╔══

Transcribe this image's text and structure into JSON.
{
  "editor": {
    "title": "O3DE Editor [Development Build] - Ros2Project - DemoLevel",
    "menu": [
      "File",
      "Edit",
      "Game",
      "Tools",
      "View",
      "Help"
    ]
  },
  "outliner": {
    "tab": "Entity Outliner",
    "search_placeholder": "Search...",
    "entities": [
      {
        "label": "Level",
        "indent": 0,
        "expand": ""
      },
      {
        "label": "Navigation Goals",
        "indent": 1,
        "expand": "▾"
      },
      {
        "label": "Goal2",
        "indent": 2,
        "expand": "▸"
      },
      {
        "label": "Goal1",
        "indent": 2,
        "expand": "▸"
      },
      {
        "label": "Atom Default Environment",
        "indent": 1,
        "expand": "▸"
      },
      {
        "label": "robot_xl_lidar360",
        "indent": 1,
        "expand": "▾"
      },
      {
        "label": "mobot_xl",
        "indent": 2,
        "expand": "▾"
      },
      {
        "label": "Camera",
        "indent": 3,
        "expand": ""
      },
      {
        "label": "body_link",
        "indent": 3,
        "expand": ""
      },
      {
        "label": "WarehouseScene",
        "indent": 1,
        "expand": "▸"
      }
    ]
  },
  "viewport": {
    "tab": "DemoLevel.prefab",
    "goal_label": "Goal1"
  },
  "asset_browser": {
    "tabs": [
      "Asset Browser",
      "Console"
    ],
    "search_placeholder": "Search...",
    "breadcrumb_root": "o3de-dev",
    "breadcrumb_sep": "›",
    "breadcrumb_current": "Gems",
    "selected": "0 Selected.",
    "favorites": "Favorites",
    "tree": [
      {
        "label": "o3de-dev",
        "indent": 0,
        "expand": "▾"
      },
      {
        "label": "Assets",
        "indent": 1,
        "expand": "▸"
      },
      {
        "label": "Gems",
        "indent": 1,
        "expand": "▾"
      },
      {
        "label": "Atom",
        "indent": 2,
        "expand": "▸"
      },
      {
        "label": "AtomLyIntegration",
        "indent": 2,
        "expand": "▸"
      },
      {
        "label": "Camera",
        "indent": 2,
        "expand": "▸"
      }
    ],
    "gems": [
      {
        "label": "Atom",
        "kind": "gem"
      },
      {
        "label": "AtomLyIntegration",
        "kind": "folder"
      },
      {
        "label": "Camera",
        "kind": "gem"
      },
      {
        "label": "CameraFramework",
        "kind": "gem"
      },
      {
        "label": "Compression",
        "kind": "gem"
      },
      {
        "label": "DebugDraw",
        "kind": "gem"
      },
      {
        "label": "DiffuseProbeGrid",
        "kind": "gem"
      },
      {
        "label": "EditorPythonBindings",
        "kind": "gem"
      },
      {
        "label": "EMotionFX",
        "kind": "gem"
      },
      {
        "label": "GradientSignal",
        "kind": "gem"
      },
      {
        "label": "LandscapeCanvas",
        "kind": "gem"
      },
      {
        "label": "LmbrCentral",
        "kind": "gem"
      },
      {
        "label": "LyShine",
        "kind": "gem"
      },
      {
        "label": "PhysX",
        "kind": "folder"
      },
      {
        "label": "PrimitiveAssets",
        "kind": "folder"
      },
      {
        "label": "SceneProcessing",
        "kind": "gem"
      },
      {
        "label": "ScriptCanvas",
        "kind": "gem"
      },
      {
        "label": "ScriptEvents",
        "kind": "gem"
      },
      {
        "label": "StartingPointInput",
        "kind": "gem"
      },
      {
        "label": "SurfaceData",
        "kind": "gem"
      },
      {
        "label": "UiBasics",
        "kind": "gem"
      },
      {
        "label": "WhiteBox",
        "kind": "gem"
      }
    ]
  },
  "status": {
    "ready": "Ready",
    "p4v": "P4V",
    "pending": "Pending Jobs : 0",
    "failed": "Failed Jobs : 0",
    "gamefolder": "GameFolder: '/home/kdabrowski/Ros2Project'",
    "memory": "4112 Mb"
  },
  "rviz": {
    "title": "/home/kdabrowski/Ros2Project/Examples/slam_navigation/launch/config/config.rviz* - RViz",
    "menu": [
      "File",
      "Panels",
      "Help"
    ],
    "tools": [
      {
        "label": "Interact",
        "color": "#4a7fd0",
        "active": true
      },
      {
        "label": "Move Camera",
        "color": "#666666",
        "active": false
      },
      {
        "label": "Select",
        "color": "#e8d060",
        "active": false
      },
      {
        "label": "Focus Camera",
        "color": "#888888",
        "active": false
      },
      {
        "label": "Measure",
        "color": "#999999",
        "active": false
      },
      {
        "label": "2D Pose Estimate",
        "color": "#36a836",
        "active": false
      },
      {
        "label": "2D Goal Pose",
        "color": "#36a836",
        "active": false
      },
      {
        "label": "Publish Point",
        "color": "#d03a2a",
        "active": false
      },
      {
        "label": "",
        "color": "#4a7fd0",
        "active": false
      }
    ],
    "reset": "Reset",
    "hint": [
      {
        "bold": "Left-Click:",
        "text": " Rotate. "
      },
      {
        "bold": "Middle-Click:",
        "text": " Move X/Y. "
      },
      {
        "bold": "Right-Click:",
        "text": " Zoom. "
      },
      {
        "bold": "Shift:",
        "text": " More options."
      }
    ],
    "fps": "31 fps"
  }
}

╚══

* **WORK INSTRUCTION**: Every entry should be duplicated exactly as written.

* **ANSWER SPACE**:
Transcribe this image's text and structure into JSON.
{
  "editor": {
    "title": "O3DE Editor [Development Build] - Ros2Project - DemoLevel",
    "menu": [
      "File",
      "Edit",
      "Game",
      "Tools",
      "View",
      "Help"
    ]
  },
  "outliner": {
    "tab": "Entity Outliner",
    "search_placeholder": "Search...",
    "entities": [
      {
        "label": "Level",
        "indent": 0,
        "expand": ""
      },
      {
        "label": "Navigation Goals",
        "indent": 1,
        "expand": "▾"
      },
      {
        "label": "Goal2",
        "indent": 2,
        "expand": "▸"
      },
      {
        "label": "Goal1",
        "indent": 2,
        "expand": "▸"
      },
      {
        "label": "Atom Default Environment",
        "indent": 1,
        "expand": "▸"
      },
      {
        "label": "robot_xl_lidar360",
        "indent": 1,
        "expand": "▾"
      },
      {
        "label": "mobot_xl",
        "indent": 2,
        "expand": "▾"
      },
      {
        "label": "Camera",
        "indent": 3,
        "expand": ""
      },
      {
        "label": "body_link",
        "indent": 3,
        "expand": ""
      },
      {
        "label": "WarehouseScene",
        "indent": 1,
        "expand": "▸"
      }
    ]
  },
  "viewport": {
    "tab": "DemoLevel.prefab",
    "goal_label": "Goal1"
  },
  "asset_browser": {
    "tabs": [
      "Asset Browser",
      "Console"
    ],
    "search_placeholder": "Search...",
    "breadcrumb_root": "o3de-dev",
    "breadcrumb_sep": "›",
    "breadcrumb_current": "Gems",
    "selected": "0 Selected.",
    "favorites": "Favorites",
    "tree": [
      {
        "label": "o3de-dev",
        "indent": 0,
        "expand": "▾"
      },
      {
        "label": "Assets",
        "indent": 1,
        "expand": "▸"
      },
      {
        "label": "Gems",
        "indent": 1,
        "expand": "▾"
      },
      {
        "label": "Atom",
        "indent": 2,
        "expand": "▸"
      },
      {
        "label": "AtomLyIntegration",
        "indent": 2,
        "expand": "▸"
      },
      {
        "label": "Camera",
        "indent": 2,
        "expand": "▸"
      }
    ],
    "gems": [
      {
        "label": "Atom",
        "kind": "gem"
      },
      {
        "label": "AtomLyIntegration",
        "kind": "folder"
      },
      {
        "label": "Camera",
        "kind": "gem"
      },
      {
        "label": "CameraFramework",
        "kind": "gem"
      },
      {
        "label": "Compression",
        "kind": "gem"
      },
      {
        "label": "DebugDraw",
        "kind": "gem"
      },
      {
        "label": "DiffuseProbeGrid",
        "kind": "gem"
      },
      {
        "label": "EditorPythonBindings",
        "kind": "gem"
      },
      {
        "label": "EMotionFX",
        "kind": "gem"
      },
      {
        "label": "GradientSignal",
        "kind": "gem"
      },
      {
        "label": "LandscapeCanvas",
        "kind": "gem"
      },
      {
        "label": "LmbrCentral",
        "kind": "gem"
      },
      {
        "label": "LyShine",
        "kind": "gem"
      },
      {
        "label": "PhysX",
        "kind": "folder"
      },
      {
        "label": "PrimitiveAssets",
        "kind": "folder"
      },
      {
        "label": "SceneProcessing",
        "kind": "gem"
      },
      {
        "label": "ScriptCanvas",
        "kind": "gem"
      },
      {
        "label": "ScriptEvents",
        "kind": "gem"
      },
      {
        "label": "StartingPointInput",
        "kind": "gem"
      },
      {
        "label": "SurfaceData",
        "kind": "gem"
      },
      {
        "label": "UiBasics",
        "kind": "gem"
      },
      {
        "label": "WhiteBox",
        "kind": "gem"
      }
    ]
  },
  "status": {
    "ready": "Ready",
    "p4v": "P4V",
    "pending": "Pending Jobs : 0",
    "failed": "Failed Jobs : 0",
    "gamefolder": "GameFolder: '/home/kdabrowski/Ros2Project'",
    "memory": "4112 Mb"
  },
  "rviz": {
    "title": "/home/kdabrowski/Ros2Project/Examples/slam_navigation/launch/config/config.rviz* - RViz",
    "menu": [
      "File",
      "Panels",
      "Help"
    ],
    "tools": [
      {
        "label": "Interact",
        "color": "#4a7fd0",
        "active": true
      },
      {
        "label": "Move Camera",
        "color": "#666666",
        "active": false
      },
      {
        "label": "Select",
        "color": "#e8d060",
        "active": false
      },
      {
        "label": "Focus Camera",
        "color": "#888888",
        "active": false
      },
      {
        "label": "Measure",
        "color": "#999999",
        "active": false
      },
      {
        "label": "2D Pose Estimate",
        "color": "#36a836",
        "active": false
      },
      {
        "label": "2D Goal Pose",
        "color": "#36a836",
        "active": false
      },
      {
        "label": "Publish Point",
        "color": "#d03a2a",
        "active": false
      },
      {
        "label": "",
        "color": "#4a7fd0",
        "active": false
      }
    ],
    "reset": "Reset",
    "hint": [
      {
        "bold": "Left-Click:",
        "text": " Rotate. "
      },
      {
        "bold": "Middle-Click:",
        "text": " Move X/Y. "
      },
      {
        "bold": "Right-Click:",
        "text": " Zoom. "
      },
      {
        "bold": "Shift:",
        "text": " More options."
      }
    ],
    "fps": "31 fps"
  }
}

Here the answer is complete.